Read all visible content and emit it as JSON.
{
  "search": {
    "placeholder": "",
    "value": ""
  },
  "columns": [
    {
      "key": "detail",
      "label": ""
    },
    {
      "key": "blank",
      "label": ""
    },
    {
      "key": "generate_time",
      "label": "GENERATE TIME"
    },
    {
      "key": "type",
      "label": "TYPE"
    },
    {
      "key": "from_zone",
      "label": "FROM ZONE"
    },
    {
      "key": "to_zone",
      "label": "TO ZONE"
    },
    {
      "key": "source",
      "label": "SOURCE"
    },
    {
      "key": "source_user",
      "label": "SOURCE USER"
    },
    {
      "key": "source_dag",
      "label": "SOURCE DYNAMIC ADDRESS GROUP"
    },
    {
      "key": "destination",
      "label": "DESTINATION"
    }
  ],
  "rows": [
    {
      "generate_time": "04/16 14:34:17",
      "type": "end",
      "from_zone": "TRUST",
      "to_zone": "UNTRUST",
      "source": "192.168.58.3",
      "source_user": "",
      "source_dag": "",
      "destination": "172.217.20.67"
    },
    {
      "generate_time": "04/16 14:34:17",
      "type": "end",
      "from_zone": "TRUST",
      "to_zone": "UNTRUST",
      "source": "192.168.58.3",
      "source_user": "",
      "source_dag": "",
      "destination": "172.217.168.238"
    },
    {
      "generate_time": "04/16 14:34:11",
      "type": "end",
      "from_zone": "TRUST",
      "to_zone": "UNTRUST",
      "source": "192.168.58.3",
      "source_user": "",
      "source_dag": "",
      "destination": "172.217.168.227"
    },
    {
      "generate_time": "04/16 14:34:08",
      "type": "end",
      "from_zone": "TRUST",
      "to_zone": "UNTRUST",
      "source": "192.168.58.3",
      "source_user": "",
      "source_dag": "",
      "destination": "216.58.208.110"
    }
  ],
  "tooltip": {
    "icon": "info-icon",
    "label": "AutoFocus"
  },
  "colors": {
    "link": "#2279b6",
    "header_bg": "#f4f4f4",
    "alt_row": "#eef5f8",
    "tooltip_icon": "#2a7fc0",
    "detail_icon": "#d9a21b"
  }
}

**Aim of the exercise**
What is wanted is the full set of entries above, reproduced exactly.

**Task solution**
Read all visible content and emit it as JSON.
{
  "search": {
    "placeholder": "",
    "value": ""
  },
  "columns": [
    {
      "key": "detail",
      "label": ""
    },
    {
      "key": "blank",
      "label": ""
    },
    {
      "key": "generate_time",
      "label": "GENERATE TIME"
    },
    {
      "key": "type",
      "label": "TYPE"
    },
    {
      "key": "from_zone",
      "label": "FROM ZONE"
    },
    {
      "key": "to_zone",
      "label": "TO ZONE"
    },
    {
      "key": "source",
      "label": "SOURCE"
    },
    {
      "key": "source_user",
      "label": "SOURCE USER"
    },
    {
      "key": "source_dag",
      "label": "SOURCE DYNAMIC ADDRESS GROUP"
    },
    {
      "key": "destination",
      "label": "DESTINATION"
    }
  ],
  "rows": [
    {
      "generate_time": "04/16 14:34:17",
      "type": "end",
      "from_zone": "TRUST",
      "to_zone": "UNTRUST",
      "source": "192.168.58.3",
      "source_user": "",
      "source_dag": "",
      "destination": "172.217.20.67"
    },
    {
      "generate_time": "04/16 14:34:17",
      "type": "end",
      "from_zone": "TRUST",
      "to_zone": "UNTRUST",
      "source": "192.168.58.3",
      "source_user": "",
      "source_dag": "",
      "destination": "172.217.168.238"
    },
    {
      "generate_time": "04/16 14:34:11",
      "type": "end",
      "from_zone": "TRUST",
      "to_zone": "UNTRUST",
      "source": "192.168.58.3",
      "source_user": "",
      "source_dag": "",
      "destination": "172.217.168.227"
    },
    {
      "generate_time": "04/16 14:34:08",
      "type": "end",
      "from_zone": "TRUST",
      "to_zone": "UNTRUST",
      "source": "192.168.58.3",
      "source_user": "",
      "source_dag": "",
      "destination": "216.58.208.110"
    }
  ],
  "tooltip": {
    "icon": "info-icon",
    "label": "AutoFocus"
  },
  "colors": {
    "link": "#2279b6",
    "header_bg": "#f4f4f4",
    "alt_row": "#eef5f8",
    "tooltip_icon": "#2a7fc0",
    "detail_icon": "#d9a21b"
  }
}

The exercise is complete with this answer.